Red Rose


Red Rose Essay, Research Paper

Red Rose is a poem written by Robert Burns, during 1796, the year of his death.

The poem consists of four stanzas; each one four lines long. The first stanza

has an exact rhyme at the end of the second and fourth lines — June and tune.

The repetition of "O, my luve" in the first stanza conjures up the

idea that his love is different from other men. His woman is so special to him

that she reminds him of a red, red rose, not just a "plain" red rose.

He uses two different similes for his love — the rose and the melody, and

"that’s newly" and "that’s sweetly" describing those

similes. She is so young and fair that he compares her to the first rose of the

season in its’ purity and youth. His love is so sweet that she reminds him of a

soothing melody played in tune. I immediately feel that he has known no other

love like this. O, my luve is like a red, red rose, That’s newly sprung in June.

O, my luve is like the melodie, That’s sweetly played in tune. The second stanza

has a perfect rhyme at the end of the second and fourth lines — "I"

and "dry." In this stanza, the narrator reminds her and us that his

love is undying no matter what happens around him. His reference to bonnie and

seas makes me think of a childhood song’s lyrics, "?my bonnie lies over

the ocean, my bonnie lies over the sea?" As fair art thou, my bonnie

lass, So deep in luve am I, And I will luve thee still, my dear, Till a’ the

seas gang dry. The third stanza has an exact rhyme at the end of the second and

fourth lines — "sun" and "run." He repeats the endearment

"my dear" at the end of the first and third lines to emphasize his

affection for her. He also rhymes within the stanza using till, will, and still,

creating a pleasant sounding stanza. Included with these words is

"shall" which doesn’t rhyme but whose appearance is similar with the

double consonant "L." He clearly states that he will be in love with

her until certain occurrences happen in nature — "seas go dry" and

"rocks melt with the sun" which feasibly can never happen. In other

words, his love for her will last forever. Even though time goes by like the

sand in an hourglass, age will not hinder his undying love for her. Till a’ the

seas gang dry, my dear, And the rocks melt wi’ the sun! And I will luve thee

still, my dear, While the sands o’ life shall run. The fourth and final stanza

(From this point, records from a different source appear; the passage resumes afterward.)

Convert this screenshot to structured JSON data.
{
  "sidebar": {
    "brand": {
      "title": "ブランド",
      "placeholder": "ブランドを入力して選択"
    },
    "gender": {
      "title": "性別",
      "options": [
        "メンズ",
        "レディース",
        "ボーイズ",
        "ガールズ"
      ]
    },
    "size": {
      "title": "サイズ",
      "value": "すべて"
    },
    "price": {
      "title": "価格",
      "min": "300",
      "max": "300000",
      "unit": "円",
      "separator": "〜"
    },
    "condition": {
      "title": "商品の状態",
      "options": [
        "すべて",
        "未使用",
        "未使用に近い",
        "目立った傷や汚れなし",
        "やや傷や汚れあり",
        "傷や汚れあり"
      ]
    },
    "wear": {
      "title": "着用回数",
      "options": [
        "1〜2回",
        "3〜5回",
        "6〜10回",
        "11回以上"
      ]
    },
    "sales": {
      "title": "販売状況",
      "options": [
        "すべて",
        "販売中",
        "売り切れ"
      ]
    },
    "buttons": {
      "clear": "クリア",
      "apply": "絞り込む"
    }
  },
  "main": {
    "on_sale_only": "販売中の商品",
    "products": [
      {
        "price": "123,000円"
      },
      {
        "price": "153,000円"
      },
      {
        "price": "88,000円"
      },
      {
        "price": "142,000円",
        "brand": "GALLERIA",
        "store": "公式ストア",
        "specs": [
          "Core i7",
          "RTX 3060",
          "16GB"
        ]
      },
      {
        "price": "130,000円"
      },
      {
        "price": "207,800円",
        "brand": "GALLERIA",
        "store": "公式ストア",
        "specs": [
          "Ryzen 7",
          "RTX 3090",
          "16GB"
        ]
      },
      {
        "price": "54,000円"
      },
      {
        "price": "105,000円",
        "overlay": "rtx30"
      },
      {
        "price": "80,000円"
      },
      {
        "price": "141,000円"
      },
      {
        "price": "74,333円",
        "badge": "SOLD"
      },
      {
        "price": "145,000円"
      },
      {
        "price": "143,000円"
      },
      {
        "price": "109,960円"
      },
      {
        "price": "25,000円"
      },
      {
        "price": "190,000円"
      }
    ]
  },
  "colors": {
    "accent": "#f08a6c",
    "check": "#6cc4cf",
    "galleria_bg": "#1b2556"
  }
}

of the poem has an exact rhyme at the end of the second and fourth lines –

"awhile" and "mile." We also find Burns repeating "luve"

on the first and third lines, as well as beginning the first, second, and third

lines with "and" and continuing the first and third with "fare

thee weel" as if his persistence will make all the difference in the

outcome of their lives. He tells his love that he will come back to be with her

again even if he finds himself as far away as ten thousand miles. He assures her

that she is his only love no matter how long he is away from her side. He wishes

her well-being and hopes that she remains healthy awhile for it seems he will be

gone from her for some time. And fare thee weel, my only luve, And fare thee

weel awhile! And I will come again, my luve, Though it were ten thousand mile!

The narrator appears to be a sailor expressing his admiration of a woman to his

reader during the first stanza. In the following three stanzas, he addresses his

words of devotion directly to her. His dramatic monologue clearly states his

love of this woman and everything about her. Burn’s use of nature in his

descriptions of this woman and his narrator’s adoration for her bring vivid

scenes or ideas to mind. His use of imagery is not always exactly what he wants

us to observe, but rather the feeling it derives.

Додати в блог або на сайт

Цей текст може містити помилки.

A Free essays | Essay
5.8кб. | download | скачати

Related works:
The Name Of The Rose
A Red Rose
The Rose
Ma Vie En Rose
A Rose
© Усі права захищені
написати до нас